Baudrillard meets Breaking Bad in this stark and bleakly hilarious novel about a descent into an underclass world of born-again Christianity, self-help, and crack.
“In his journal, Paul liked to make lists: What he ordered from Commissary (shaving cream, toothpaste, deodorant, the transistor radio he had for a week before the guards took it away). The books he picked off the cart (The Bible, Dean Koontz, Stephen King, Codependent No More.) What phone calls he made and received; also, Bible Study certificates, letters and cards, his workout routines and his moods (Anxious, Nervous, Trusting in God, but mostly Depressed). Paul has a record of every push-up he did while he was in prison but he cannot remember shit about what happened before his arrest.”
–from Summer of Hate
Waking up from the chilling high of a near-death sex game, Catt Dunlop travels to Albuquerque in 2005 to reinvest some windfall real-estate gains and reengage with something approximating “real life.” Aware that the critical discourse she has used to build her career as a visiting professor and art critic is really a cipher for something else, she hopes that buying and fixing slum buildings will bring her more closely in touch with American life than the essays she writes.
In Albuquerque, she becomes romantically involved with Paul Garcia, a recently sober ex-con who has just served sixteen months in state prison for defrauding Halliburton Industries, his former employer, of $873. Almost forty years old, Paul is highly intelligent but has only been out of New Mexico twice. He has no information. With Catt’s help, he makes plans to attend UCLA, only to be arrested on a ten-year-old bench warrant en route.
Caught in the nightmarish Byzantine world of the legal system, Catt and Paul’s empathic attempts to save each other’s lives seems doomed to dissolve.
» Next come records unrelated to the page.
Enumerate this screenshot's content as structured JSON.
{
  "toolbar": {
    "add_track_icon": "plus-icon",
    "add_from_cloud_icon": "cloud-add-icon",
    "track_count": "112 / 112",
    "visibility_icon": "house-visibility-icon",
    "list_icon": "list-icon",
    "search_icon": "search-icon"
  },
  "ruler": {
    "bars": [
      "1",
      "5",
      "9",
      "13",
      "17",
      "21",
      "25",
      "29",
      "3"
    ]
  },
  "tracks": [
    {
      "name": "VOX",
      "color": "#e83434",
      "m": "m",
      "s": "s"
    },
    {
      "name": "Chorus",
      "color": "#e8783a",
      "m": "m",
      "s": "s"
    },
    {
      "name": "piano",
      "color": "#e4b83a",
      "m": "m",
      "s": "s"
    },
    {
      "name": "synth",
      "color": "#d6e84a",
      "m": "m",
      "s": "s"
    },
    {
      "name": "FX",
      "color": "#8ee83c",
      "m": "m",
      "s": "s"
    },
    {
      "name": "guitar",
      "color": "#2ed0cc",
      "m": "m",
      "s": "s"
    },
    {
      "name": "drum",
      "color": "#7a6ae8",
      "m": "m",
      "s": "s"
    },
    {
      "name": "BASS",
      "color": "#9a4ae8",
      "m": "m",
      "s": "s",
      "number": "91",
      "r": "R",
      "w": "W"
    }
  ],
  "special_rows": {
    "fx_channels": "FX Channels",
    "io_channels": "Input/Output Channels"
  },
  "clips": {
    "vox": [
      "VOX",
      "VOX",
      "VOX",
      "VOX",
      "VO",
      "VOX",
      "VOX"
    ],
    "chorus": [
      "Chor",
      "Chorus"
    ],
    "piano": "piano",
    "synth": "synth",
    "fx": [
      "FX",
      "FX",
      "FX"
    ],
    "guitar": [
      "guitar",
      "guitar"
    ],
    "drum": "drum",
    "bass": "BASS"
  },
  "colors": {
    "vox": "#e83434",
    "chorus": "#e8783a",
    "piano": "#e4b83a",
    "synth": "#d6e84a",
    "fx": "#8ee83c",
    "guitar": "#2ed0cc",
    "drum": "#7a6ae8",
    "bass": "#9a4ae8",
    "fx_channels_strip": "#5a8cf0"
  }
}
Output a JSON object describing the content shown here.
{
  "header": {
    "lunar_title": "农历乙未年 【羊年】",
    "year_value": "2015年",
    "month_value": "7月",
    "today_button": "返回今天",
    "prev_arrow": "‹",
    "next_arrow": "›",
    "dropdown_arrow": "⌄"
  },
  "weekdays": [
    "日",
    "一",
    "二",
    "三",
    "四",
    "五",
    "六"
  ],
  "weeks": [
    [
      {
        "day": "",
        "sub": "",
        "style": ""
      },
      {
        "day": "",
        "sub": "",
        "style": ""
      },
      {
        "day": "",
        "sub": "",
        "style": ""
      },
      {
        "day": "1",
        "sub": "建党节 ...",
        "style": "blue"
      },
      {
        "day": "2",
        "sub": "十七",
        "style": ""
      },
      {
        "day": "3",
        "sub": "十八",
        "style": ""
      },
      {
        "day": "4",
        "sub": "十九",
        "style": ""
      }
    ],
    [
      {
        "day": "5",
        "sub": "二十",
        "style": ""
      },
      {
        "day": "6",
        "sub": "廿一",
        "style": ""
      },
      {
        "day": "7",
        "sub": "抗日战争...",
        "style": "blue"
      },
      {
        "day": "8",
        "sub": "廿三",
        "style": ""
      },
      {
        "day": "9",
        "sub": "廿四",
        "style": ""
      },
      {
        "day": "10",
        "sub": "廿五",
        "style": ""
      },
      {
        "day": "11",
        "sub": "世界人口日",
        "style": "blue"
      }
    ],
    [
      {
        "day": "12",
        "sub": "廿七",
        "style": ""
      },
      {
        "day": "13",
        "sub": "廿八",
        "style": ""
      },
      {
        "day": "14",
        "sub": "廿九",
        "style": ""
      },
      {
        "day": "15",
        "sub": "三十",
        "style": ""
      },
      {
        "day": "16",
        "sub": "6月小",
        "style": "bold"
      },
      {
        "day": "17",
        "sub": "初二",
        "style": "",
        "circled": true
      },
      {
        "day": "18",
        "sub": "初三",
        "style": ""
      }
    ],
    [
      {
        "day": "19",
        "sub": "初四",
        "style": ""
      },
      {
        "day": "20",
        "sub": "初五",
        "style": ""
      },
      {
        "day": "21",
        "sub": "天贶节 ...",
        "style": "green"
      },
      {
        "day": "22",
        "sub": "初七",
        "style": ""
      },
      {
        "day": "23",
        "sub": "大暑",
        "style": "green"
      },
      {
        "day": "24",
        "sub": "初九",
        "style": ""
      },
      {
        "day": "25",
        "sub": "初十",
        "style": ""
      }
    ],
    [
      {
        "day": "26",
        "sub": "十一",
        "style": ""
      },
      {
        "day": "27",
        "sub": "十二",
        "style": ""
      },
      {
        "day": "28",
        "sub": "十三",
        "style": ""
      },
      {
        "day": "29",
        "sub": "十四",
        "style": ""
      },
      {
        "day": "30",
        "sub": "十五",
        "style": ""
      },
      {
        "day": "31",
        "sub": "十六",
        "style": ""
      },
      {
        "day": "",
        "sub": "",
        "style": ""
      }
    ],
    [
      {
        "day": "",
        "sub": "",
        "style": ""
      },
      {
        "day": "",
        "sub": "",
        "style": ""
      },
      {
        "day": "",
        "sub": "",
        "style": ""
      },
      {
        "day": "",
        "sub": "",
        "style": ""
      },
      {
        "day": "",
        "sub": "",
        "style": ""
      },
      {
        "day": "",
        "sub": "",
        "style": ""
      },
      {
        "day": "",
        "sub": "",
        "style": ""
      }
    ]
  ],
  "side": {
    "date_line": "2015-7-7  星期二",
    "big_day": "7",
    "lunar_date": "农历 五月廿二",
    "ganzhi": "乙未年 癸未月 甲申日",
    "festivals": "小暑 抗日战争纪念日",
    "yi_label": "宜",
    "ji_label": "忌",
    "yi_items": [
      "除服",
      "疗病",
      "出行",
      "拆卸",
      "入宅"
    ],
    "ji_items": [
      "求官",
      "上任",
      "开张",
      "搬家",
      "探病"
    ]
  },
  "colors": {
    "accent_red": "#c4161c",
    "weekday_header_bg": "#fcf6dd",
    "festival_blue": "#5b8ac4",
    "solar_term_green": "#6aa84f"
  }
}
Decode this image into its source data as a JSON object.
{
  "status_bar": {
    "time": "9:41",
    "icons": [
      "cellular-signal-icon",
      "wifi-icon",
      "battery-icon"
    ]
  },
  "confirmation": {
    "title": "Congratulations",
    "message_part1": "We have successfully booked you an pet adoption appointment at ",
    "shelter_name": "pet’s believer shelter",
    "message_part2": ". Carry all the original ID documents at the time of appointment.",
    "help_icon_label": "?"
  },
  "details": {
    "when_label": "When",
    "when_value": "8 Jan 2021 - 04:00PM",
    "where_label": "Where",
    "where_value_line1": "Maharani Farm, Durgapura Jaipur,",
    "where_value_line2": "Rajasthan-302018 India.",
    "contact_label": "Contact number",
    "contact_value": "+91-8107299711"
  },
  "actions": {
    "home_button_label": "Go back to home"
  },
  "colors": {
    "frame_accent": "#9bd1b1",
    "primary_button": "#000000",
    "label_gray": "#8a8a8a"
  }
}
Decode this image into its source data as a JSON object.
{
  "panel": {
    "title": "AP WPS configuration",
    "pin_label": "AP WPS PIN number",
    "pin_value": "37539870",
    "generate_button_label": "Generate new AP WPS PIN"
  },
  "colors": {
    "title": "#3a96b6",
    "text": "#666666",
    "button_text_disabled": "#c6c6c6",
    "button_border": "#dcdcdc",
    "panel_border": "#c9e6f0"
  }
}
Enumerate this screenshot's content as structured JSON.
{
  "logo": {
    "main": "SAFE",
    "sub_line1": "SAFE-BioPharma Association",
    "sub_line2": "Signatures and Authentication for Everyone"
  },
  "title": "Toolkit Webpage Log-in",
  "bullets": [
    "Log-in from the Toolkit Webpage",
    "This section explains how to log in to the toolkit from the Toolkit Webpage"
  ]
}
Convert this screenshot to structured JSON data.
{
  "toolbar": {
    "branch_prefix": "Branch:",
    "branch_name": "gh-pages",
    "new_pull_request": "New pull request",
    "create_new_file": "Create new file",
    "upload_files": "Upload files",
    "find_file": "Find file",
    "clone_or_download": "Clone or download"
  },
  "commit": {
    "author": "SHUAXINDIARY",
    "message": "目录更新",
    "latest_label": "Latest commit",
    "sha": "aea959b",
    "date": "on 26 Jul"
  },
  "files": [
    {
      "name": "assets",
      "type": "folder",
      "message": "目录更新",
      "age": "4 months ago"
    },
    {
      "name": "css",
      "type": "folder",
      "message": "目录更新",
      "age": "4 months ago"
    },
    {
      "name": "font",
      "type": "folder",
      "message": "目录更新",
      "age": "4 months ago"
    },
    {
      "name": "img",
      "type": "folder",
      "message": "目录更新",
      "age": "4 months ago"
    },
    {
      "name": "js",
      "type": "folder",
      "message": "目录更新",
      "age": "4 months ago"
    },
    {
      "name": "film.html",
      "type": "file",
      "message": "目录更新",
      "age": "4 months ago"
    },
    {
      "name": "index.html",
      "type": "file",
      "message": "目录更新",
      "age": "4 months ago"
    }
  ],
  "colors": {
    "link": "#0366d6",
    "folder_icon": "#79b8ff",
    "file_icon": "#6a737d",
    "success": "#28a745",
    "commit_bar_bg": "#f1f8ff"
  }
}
Summer of Hate is a novel about flawed reciprocity and American justice, recording recent events through the prism of a beleaguered romance. As lucid and trenchant as ever, Kraus in her newest novel reminds us that the writer can be a first responder of sorts when power becomes invisible, or merely banal.